I love teaching, and I love writing and I love this book. i saw the movie a long time ago but it didn't move me as much as the writing did. The interwI love teaching, and I love writing and I love this book. i saw the movie a long time ago but it didn't move me as much as the writing did. The interwoven voices of a young teacher and her struggling students as they face discrimination and prejudice and a world of nay-sayers and overcome it all, are magical in their ability to touch nerves and bring sympathy and hope. There are other similar stories, Music for the heart, or the books by Torey Hayden, came to mind for me, but this one has the added benefit of showing multiple points of view as the underdog class transforms into the proud, shining stars they always had the potential to become. I look at this as a veteran of 25 years of teaching, and I know the sacrificed time for family and home that this kind of commitment to students takes. I think this book reminds us that while raising our children to break the cycle of poverty and despair is a daily struggle, it is a struggle that can lead to the most amazing rewards....more
I listed this novel as both mystery and poetry, although it isn't poetry, her descriptions are so creative and evocative that they read like poetry. II listed this novel as both mystery and poetry, although it isn't poetry, her descriptions are so creative and evocative that they read like poetry. I picked up this book over a year ago and then didn't read it, but once I started, I found myself obsessed with it. I love Rob, Cassie and Sam - the three murder squad investigators working together to solve the mystery of a young girl found dead on an altar stone in an Irish Archaeological dig where the workers are on a time crunch, knowing a highway will be built there in spite of the protests led by the dead girl's father. Yet even though this murder is seemingly the main story in the book, it isn't why I was obsessed with the novel. I loved the bruised and damaged Rob Ryan and the mystery surrounding his own childhood as one of three best friends in this very site back in his childhood, and how he is the only one of those three friends who came out of the woods, and how only Cassie knows this, and how wonderful they are as friends and partners. And I loved and hated this book because it doesn't tie up all the loose ends and give me the answers I wanted, and it pretty clearly explains that I can't expect those answers to come in the sequels either. But I will read the sequels because Tara French's voice becomes an addiction....more

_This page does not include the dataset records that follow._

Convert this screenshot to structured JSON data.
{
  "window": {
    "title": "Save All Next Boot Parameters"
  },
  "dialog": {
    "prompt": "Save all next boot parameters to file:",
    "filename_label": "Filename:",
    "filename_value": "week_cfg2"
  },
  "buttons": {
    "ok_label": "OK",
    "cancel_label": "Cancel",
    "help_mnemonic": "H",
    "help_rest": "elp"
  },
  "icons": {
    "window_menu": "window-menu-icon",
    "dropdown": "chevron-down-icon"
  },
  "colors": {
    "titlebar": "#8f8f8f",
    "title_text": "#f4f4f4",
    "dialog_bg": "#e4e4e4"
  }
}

I'm not sure how I lost track of this book, but as I constantly upload new books, sometimes the ones I am reading slip several pages deeper into the kI'm not sure how I lost track of this book, but as I constantly upload new books, sometimes the ones I am reading slip several pages deeper into the kindle. I'm sorry. I was given this book by the author after I had read and loved a couple of his other novels and I really did enjoy this one as well, once I found it again.
This is a mystery, a detective story with a magical twist, and a love story most of all. Derek Ridder is a good guy, and has not one but two worlds to save. He also has a niece who sees him as the hero he can be. The problem is, he sees himself through eyes clouded by the grief of having failed to save the woman he loved from a suicidal man who used her train as his method of suicide.
It will take facing a really evil crazy man, finding an impossible new love, learning magic and making a huge and unexpected sacrifice before you reach the end of this story, but even if, like me, it takes you over a year to get to the end, it will have been worth it. For those who love wizards and fairies and unicorns and good versus evil, cute baby Pegasus added as a bonus. ...more